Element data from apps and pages
====
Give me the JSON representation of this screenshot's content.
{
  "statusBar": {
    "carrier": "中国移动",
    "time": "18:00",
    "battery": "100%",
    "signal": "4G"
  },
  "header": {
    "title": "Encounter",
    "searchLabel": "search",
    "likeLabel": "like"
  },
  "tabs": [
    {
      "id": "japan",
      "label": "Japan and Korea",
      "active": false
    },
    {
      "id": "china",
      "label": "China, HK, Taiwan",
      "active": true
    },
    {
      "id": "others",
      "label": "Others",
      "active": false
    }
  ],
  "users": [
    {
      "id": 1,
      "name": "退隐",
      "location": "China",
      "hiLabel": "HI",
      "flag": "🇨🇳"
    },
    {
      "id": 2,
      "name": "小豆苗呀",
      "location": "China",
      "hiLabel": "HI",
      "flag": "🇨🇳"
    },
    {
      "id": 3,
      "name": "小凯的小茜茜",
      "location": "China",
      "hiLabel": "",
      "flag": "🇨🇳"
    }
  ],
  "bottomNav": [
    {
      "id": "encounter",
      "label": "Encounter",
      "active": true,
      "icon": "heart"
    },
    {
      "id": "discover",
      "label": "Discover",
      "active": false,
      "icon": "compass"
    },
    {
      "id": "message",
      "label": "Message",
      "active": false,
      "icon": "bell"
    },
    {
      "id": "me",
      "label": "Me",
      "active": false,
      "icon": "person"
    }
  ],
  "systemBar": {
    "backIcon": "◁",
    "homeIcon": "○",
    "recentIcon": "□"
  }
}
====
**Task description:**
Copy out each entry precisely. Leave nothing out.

**Result:**
Give me the JSON representation of this screenshot's content.
{
  "statusBar": {
    "carrier": "中国移动",
    "time": "18:00",
    "battery": "100%",
    "signal": "4G"
  },
  "header": {
    "title": "Encounter",
    "searchLabel": "search",
    "likeLabel": "like"
  },
  "tabs": [
    {
      "id": "japan",
      "label": "Japan and Korea",
      "active": false
    },
    {
      "id": "china",
      "label": "China, HK, Taiwan",
      "active": true
    },
    {
      "id": "others",
      "label": "Others",
      "active": false
    }
  ],
  "users": [
    {
      "id": 1,
      "name": "退隐",
      "location": "China",
      "hiLabel": "HI",
      "flag": "🇨🇳"
    },
    {
      "id": 2,
      "name": "小豆苗呀",
      "location": "China",
      "hiLabel": "HI",
      "flag": "🇨🇳"
    },
    {
      "id": 3,
      "name": "小凯的小茜茜",
      "location": "China",
      "hiLabel": "",
      "flag": "🇨🇳"
    }
  ],
  "bottomNav": [
    {
      "id": "encounter",
      "label": "Encounter",
      "active": true,
      "icon": "heart"
    },
    {
      "id": "discover",
      "label": "Discover",
      "active": false,
      "icon": "compass"
    },
    {
      "id": "message",
      "label": "Message",
      "active": false,
      "icon": "bell"
    },
    {
      "id": "me",
      "label": "Me",
      "active": false,
      "icon": "person"
    }
  ],
  "systemBar": {
    "backIcon": "◁",
    "homeIcon": "○",
    "recentIcon": "□"
  }
}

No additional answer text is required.